● EXERCISE INSTRUCTIONS: Search the listing below for the string "risks" and copy every line where it occurs.

======== EXERCISE INPUTS

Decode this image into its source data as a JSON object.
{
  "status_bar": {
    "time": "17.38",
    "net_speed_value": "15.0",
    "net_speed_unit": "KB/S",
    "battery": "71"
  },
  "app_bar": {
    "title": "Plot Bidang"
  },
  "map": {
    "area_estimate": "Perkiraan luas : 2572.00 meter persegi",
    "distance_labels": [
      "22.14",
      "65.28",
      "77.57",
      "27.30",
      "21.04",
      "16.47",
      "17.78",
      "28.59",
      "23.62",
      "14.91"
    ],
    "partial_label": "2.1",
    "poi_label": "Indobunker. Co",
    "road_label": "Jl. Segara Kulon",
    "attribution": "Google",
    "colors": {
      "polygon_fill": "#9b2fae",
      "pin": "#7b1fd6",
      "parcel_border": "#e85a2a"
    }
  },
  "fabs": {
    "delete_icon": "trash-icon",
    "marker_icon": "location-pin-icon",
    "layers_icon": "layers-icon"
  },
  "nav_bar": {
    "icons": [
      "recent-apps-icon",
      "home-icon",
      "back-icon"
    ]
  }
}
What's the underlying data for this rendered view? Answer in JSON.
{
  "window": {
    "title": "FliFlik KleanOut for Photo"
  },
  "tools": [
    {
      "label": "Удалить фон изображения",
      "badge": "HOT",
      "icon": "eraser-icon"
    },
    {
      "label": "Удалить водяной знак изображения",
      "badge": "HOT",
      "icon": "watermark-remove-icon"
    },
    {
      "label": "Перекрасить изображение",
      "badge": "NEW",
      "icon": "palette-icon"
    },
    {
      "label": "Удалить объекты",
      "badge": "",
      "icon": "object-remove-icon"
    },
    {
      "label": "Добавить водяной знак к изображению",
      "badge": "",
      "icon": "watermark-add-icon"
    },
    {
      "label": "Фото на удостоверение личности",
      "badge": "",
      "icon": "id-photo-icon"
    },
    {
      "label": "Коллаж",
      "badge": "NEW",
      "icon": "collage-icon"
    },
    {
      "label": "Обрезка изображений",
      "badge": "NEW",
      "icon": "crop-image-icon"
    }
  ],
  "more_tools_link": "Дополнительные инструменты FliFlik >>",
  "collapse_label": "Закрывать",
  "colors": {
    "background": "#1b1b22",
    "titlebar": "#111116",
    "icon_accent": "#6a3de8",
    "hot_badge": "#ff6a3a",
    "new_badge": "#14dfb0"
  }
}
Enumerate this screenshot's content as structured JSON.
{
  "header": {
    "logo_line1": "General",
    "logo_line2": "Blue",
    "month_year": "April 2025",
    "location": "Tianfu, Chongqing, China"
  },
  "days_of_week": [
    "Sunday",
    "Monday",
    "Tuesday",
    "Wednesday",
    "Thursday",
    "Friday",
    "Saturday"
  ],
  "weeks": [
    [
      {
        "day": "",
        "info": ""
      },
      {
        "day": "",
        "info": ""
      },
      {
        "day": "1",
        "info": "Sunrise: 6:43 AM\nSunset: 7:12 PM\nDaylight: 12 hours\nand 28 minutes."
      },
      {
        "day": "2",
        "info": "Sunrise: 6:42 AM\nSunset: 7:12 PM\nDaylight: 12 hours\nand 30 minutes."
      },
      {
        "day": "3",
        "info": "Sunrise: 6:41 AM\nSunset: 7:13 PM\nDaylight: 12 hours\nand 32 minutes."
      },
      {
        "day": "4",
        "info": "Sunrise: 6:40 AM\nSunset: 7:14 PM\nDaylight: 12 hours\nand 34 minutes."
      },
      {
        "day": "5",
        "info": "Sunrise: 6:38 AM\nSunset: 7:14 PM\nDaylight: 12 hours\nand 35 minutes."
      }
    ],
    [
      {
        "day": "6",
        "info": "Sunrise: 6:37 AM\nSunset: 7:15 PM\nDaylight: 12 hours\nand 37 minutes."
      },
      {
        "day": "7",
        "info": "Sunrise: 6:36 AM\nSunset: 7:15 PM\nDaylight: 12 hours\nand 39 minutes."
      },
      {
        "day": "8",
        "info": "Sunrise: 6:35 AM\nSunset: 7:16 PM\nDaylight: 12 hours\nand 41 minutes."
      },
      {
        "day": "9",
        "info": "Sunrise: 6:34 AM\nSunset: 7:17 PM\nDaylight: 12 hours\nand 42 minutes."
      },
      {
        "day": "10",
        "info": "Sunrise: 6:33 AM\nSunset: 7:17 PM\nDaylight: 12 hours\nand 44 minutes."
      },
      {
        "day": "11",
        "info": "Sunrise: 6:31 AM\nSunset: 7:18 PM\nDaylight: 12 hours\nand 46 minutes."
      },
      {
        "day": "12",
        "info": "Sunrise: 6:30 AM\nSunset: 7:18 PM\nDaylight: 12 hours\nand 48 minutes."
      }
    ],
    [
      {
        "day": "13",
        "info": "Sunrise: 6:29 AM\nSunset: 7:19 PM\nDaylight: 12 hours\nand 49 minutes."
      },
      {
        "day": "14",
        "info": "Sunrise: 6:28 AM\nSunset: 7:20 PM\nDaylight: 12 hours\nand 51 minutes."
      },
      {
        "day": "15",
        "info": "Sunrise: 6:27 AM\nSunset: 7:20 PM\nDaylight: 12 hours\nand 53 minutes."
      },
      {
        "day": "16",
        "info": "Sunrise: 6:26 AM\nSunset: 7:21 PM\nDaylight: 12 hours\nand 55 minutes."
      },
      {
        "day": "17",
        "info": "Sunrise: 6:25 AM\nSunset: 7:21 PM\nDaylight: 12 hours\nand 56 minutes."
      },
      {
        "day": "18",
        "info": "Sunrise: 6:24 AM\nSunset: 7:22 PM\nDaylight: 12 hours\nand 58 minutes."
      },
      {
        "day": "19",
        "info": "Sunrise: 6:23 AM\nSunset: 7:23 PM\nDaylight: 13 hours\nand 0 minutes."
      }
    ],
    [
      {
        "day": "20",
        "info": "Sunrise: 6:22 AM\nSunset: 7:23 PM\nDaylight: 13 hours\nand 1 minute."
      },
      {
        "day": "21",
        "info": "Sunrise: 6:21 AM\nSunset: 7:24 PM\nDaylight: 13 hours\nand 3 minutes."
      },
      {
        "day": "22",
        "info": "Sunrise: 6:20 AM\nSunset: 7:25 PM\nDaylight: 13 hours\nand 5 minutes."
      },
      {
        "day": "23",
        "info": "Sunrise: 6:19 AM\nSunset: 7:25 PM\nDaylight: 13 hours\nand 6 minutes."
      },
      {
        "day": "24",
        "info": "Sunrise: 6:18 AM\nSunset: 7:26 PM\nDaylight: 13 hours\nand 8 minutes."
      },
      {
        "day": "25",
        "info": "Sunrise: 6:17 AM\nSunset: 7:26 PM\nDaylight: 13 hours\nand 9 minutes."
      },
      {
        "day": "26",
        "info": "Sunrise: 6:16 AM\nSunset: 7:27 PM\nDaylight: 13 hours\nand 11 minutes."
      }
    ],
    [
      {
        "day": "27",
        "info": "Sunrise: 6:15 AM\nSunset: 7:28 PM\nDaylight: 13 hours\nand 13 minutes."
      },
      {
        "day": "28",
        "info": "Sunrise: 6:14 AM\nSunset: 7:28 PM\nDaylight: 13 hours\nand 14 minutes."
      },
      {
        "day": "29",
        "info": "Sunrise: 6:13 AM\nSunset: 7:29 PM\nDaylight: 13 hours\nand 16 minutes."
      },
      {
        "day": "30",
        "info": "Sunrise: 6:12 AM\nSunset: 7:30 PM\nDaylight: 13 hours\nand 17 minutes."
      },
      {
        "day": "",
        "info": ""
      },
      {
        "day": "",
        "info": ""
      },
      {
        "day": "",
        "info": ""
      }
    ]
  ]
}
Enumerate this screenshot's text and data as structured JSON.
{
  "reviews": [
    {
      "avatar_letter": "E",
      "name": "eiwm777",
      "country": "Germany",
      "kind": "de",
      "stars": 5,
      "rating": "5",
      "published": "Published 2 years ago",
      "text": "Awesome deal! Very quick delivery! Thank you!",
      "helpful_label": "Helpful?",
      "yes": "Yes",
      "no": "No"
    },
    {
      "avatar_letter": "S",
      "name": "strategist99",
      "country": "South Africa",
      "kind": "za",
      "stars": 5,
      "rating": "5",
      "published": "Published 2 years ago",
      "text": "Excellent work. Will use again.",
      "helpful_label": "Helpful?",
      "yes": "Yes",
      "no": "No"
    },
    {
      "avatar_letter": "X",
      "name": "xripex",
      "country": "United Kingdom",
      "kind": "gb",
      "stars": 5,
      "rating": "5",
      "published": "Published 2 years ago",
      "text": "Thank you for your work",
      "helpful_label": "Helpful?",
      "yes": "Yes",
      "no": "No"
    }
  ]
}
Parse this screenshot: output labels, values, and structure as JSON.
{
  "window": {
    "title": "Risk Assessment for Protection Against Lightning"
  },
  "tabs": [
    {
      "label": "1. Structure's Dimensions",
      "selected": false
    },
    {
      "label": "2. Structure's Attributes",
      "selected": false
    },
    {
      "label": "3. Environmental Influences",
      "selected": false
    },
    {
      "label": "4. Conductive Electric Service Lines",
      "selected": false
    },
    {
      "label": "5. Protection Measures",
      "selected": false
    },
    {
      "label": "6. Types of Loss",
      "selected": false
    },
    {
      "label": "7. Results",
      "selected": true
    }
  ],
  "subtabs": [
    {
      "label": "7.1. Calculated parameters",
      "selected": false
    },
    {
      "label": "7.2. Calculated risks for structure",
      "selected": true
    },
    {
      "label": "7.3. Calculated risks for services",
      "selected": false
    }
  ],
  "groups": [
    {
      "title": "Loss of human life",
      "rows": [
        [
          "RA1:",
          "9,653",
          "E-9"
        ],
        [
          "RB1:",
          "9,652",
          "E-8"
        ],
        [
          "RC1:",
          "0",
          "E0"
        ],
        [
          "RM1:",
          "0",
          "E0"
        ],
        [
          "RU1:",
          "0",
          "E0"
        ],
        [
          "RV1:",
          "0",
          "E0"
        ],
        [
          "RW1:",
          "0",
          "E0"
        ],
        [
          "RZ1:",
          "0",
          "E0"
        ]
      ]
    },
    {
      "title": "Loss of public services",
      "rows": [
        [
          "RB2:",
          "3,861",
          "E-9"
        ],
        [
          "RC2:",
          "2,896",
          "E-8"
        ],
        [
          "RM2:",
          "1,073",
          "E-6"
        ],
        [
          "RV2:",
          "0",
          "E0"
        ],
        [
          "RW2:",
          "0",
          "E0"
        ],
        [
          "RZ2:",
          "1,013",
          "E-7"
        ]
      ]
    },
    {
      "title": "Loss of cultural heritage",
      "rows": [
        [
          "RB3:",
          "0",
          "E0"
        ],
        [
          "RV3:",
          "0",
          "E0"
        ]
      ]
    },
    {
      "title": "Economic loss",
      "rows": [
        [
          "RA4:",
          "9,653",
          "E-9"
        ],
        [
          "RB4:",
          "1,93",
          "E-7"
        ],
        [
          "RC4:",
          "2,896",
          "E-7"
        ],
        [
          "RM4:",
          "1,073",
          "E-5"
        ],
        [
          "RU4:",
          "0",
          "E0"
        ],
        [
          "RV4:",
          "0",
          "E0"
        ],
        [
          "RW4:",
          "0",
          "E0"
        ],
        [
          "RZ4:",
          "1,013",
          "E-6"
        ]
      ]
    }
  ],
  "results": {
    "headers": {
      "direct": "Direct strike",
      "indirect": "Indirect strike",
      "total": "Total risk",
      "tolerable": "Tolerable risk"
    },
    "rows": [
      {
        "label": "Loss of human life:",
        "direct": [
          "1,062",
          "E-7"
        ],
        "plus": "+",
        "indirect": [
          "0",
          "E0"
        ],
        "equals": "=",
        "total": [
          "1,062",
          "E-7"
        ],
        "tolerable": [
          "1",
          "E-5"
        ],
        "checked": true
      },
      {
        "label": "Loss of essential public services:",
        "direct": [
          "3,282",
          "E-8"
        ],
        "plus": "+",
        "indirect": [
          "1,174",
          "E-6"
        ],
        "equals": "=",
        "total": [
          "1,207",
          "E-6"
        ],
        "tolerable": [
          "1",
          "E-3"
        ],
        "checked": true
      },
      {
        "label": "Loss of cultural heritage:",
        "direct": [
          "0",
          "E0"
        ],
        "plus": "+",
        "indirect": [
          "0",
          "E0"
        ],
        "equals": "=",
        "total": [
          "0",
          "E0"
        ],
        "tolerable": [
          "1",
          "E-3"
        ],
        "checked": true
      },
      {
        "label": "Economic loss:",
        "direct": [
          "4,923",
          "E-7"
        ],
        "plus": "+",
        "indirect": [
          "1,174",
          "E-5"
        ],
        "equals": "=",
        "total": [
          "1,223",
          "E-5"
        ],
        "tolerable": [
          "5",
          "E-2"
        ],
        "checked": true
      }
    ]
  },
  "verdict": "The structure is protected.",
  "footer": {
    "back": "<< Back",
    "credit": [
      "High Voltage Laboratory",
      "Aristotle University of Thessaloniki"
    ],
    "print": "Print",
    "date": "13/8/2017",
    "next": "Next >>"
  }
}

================

● FINISHED EXERCISE:
      "label": "7.2. Calculated risks for structure",
      "label": "7.3. Calculated risks for services",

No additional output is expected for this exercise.